Drunk driving affects virtually everyone in the United States at some point in their lives, and that includes countless accident victims in Kennesaw. For some, it could mean a close call, for others, it may be the loss of a loved one. The sad truth is that most people know the dangers and risks of driving drunk, but they do it anyway. When a drunk driver causes an accident, they not only face criminal charges, but are likely liable for your damages and injuries as well. A Kennesaw drunk driving accident lawyer can help.
Our lawyers have extensive experience dealing with personal injury cases that involve drunk drivers—they’ve been doing it for over 20 years. If you or a loved one has been in an accident with a drunk driver, you need someone who understands the nuances of these cases and who will listen to your experiences both during and after the crash. We can help. Let us give you a free consultation. Give us a call at (404) 341-6555 or fill out the form to the right to get your free consultation today.
How common are drunk driving accidents?
Driving under the influence occurs every day in the United States. In fact, someone is killed in a drunk driving accident every roughly 50 minutes. That means that there are roughly 28 deaths per day in the U.S. because of a drunk driver. There are also thousands of injuries that happen every year because of drunk driving.
That makes drunk driving one of the biggest causes of injuries and deaths related to car accidents. It’s no surprise that the law takes DUI so seriously. Laws in Georgia not only punish drunk drivers, they also exist to help victims recover from the impact of their accident and remain financially stable in the aftermath.
Do I need to sue the drunk driver if they are already being prosecuted?
You need to at least file a claim and, in many cases, this will involve a lawsuit. The criminal charge is actually completely separate from your lawsuits, which is a civil personal injury case. The standards of proof, the procedure used, and the parties involved are all very different. For example, a driver who was intoxicated can be charged with committing a criminal offense regardless of whether they caused an accident or any damage. In a personal injury case, you must show that the driver was the cause of your injuries or damage to recover any money.

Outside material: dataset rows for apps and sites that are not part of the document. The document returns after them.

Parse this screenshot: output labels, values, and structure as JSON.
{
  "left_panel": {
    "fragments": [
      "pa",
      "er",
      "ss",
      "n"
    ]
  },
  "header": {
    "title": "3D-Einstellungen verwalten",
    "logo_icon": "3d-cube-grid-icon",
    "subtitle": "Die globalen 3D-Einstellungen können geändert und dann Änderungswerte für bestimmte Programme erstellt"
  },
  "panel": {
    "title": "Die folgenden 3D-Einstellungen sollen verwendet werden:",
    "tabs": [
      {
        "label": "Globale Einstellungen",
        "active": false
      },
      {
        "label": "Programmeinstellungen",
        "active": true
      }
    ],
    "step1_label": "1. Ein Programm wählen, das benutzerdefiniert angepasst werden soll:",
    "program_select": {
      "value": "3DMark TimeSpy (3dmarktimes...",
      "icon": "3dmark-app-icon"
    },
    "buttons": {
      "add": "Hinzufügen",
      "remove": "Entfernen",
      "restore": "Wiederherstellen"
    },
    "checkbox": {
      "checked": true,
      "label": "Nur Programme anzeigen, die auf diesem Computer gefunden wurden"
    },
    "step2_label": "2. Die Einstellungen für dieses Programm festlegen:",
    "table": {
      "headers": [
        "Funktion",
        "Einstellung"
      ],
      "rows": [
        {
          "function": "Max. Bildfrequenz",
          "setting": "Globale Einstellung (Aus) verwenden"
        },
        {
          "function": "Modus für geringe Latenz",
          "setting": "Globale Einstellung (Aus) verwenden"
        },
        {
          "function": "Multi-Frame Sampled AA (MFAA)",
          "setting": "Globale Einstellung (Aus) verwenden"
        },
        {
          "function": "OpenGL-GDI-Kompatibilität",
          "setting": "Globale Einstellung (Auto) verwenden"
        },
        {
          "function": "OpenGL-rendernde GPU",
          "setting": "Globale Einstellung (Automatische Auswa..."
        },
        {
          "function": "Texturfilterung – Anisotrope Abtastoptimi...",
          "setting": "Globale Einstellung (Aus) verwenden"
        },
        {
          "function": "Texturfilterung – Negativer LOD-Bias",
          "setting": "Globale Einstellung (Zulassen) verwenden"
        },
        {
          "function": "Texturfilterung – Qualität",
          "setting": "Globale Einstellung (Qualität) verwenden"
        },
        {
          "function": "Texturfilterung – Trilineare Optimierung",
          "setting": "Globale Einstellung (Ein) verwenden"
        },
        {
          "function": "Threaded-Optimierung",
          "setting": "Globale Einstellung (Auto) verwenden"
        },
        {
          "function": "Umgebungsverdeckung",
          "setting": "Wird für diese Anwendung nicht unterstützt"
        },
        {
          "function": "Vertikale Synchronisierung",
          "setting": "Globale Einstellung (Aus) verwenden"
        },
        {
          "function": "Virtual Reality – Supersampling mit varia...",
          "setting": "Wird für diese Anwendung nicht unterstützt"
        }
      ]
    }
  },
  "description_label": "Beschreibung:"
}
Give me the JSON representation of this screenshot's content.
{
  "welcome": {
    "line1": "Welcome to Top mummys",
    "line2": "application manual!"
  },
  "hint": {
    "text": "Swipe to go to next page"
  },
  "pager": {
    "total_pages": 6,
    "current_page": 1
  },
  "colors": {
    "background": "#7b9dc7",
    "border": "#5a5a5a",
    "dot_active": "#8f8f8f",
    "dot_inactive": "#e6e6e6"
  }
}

Perhaps the most important difference is that you, as a victim, will not get any compensation from the criminal case. The penalties in a criminal case could including things like jail time, fines, and having to attend an alcohol education course. None of those fines will go to you—they all go to the Court. To recover any money for your losses, you need to start a civil case. Any money that you get in your case will not go to the Court. Instead, you can use that money to deal with things like medical expenses, costs that have built up while you haven’t been working, any property damage to your vehicle, and more. The main reason to start a civil case is to get money for all of the losses that the drunk driver caused you or your family.
If the driver has been convicted of drunk driving for the accident that they caused, that information can be very helpful for your case. Because of the increased standard of proof in criminal cases (“beyond a reasonable doubt”), it’s great evidence that the driver was actually impaired when the crash occurred. That information is beneficial for your case, but it won’t necessarily guarantee that you will win money. You still need to prove a few other items in your civil matter, including that the driver’s impairment caused the accident and that your injuries were the result of the crash. Your drunk driving accident attorney will be able to help you gather evidence and information to prove these final requirements.

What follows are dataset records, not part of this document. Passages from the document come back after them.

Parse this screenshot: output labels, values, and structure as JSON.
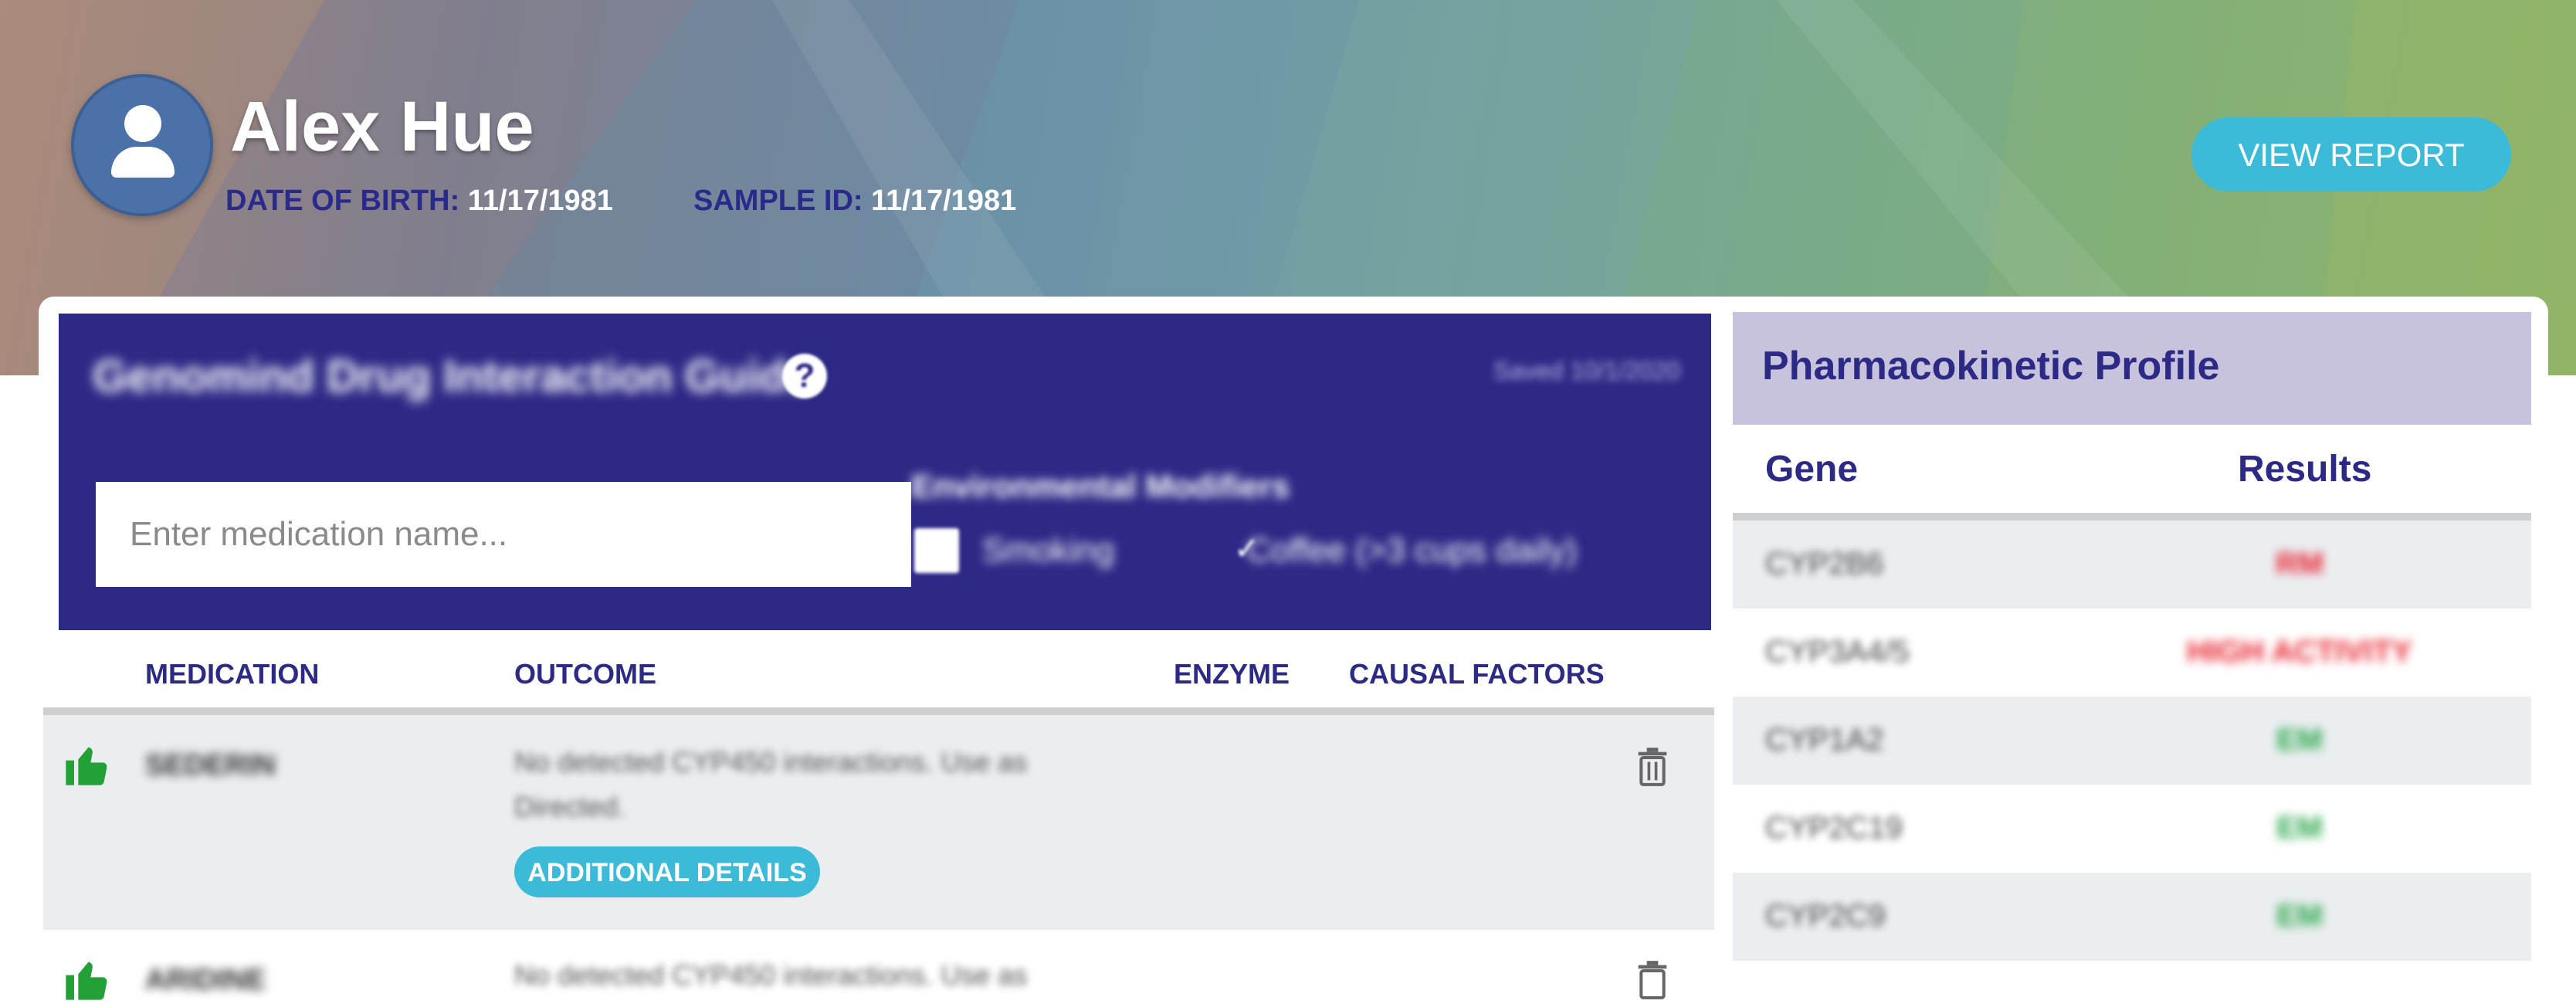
{
  "patient": {
    "name": "Alex Hue",
    "dob_label": "DATE OF BIRTH:",
    "dob_value": "11/17/1981",
    "sample_label": "SAMPLE ID:",
    "sample_value": "11/17/1981",
    "avatar_icon": "user-icon"
  },
  "header": {
    "view_report_label": "VIEW REPORT"
  },
  "guide": {
    "title": "Genomind Drug Interaction Guide",
    "help_icon": "?",
    "saved": "Saved 10/1/2020",
    "search_placeholder": "Enter medication name...",
    "env_title": "Environmental Modifiers",
    "modifiers": [
      {
        "label": "Smoking",
        "checked": false
      },
      {
        "label": "Coffee (>3 cups daily)",
        "checked": true
      }
    ],
    "checkmark": "✓"
  },
  "table": {
    "columns": [
      "MEDICATION",
      "OUTCOME",
      "ENZYME",
      "CAUSAL FACTORS"
    ],
    "rows": [
      {
        "medication": "SEDERIN",
        "outcome": "No detected CYP450 interactions. Use as Directed.",
        "details_label": "ADDITIONAL DETAILS",
        "status_icon": "thumbs-up-icon"
      },
      {
        "medication": "ARIDINE",
        "outcome": "No detected CYP450 interactions. Use as",
        "status_icon": "thumbs-up-icon"
      }
    ]
  },
  "pk": {
    "title": "Pharmacokinetic Profile",
    "col_gene": "Gene",
    "col_results": "Results",
    "rows": [
      {
        "gene": "CYP2B6",
        "result": "RM",
        "color": "#e8232f"
      },
      {
        "gene": "CYP3A4/5",
        "result": "HIGH ACTIVITY",
        "color": "#e8232f"
      },
      {
        "gene": "CYP1A2",
        "result": "EM",
        "color": "#2aa84a"
      },
      {
        "gene": "CYP2C19",
        "result": "EM",
        "color": "#2aa84a"
      },
      {
        "gene": "CYP2C9",
        "result": "EM",
        "color": "#2aa84a"
      }
    ]
  }
}
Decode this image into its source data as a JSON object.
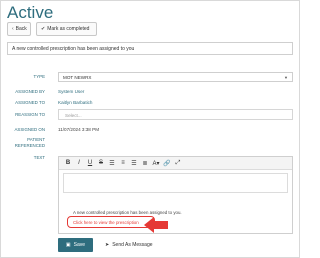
{
  "page": {
    "title": "Active"
  },
  "actions": {
    "back_label": "Back",
    "mark_completed_label": "Mark as completed"
  },
  "subject": {
    "value": "A new controlled prescription has been assigned to you"
  },
  "form": {
    "type_label": "TYPE",
    "type_value": "MOT NEWRX",
    "assigned_by_label": "ASSIGNED BY",
    "assigned_by_value": "System User",
    "assigned_to_label": "ASSIGNED TO",
    "assigned_to_value": "Kaitlyn Barbatich",
    "reassign_label": "REASSIGN TO",
    "reassign_placeholder": "Select...",
    "assigned_on_label": "ASSIGNED ON",
    "assigned_on_value": "11/07/2024 3:38 PM",
    "patient_label_1": "PATIENT",
    "patient_label_2": "REFERENCED",
    "text_label": "TEXT"
  },
  "editor": {
    "toolbar": [
      "B",
      "I",
      "U",
      "S",
      "align-left-icon",
      "align-center-icon",
      "align-right-icon",
      "justify-icon",
      "font-color-icon",
      "link-icon",
      "fullscreen-icon"
    ],
    "message": "A new controlled prescription has been assigned to you.",
    "link_text": "Click here to view the prescription"
  },
  "footer": {
    "save_label": "Save",
    "send_message_label": "Send As Message"
  },
  "colors": {
    "accent": "#2e6d7e",
    "highlight": "#e53935"
  }
}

What if I’m being told I’m the one at fault—not the drunk driver?
Although uncommon, there are situations where drunk driving accident victims were also partially at fault for the accident. Perhaps you were speeding when the crash occurred, or maybe you didn’t pause at a yield sign just before the crash. Even if you are partially at fault, you can still get money damages for your claim. That money will simply be reduced by the percentage of fault assigned to you due to the accident. This is because Georgia is a modified comparative fault (or negligence) state.
Comparative fault applies when one or more people are at fault for the accident. Each person involved will be assigned a percentage of the blame for the crash. This percentage is assigned by a jury or judge. But, it is definitely something the insurance company will keep in mind when considering settlement options.
Consider an example. Imagine you are speeding through an intersection. A drunk driver slams into another car, which then loses control of their vehicle and runs into you. All three of those drivers are arguably at fault. You may be, for example, 10% at fault because you were speeding. The drunk driver may be 85% at fault, and the second driver is 5% at fault. Each percentage represents the amount of the total damages that each driver will be responsible for paying. If your losses are $100,000, the drunk driver will pay $85,000 and the second driver will pay $5,000. You will not get the additional $10,000 because that represents the amount of fault that is attributed to you.
This type of allocation applies until the fault assigned to you is 50% or above. When it gets to that point, you cannot recover any money for your losses because you are considered the primary cause for the accident. In drunk driving situations, however, the victim is rarely at fault to the point that it would stop their legal claims.
Talk to a Kennesaw Drunk Driving Lawyer for Free
If you are considering a lawsuit after a drunk driving accident, you need experienced, compassionate legal counsel who will be there for you every step of the way. Let us connect you with some of the top drunk driving lawyers in the state—and give you a FREE consultation. Call us at (404) 341-6555 or fill out the form to the right to schedule your free consultation today.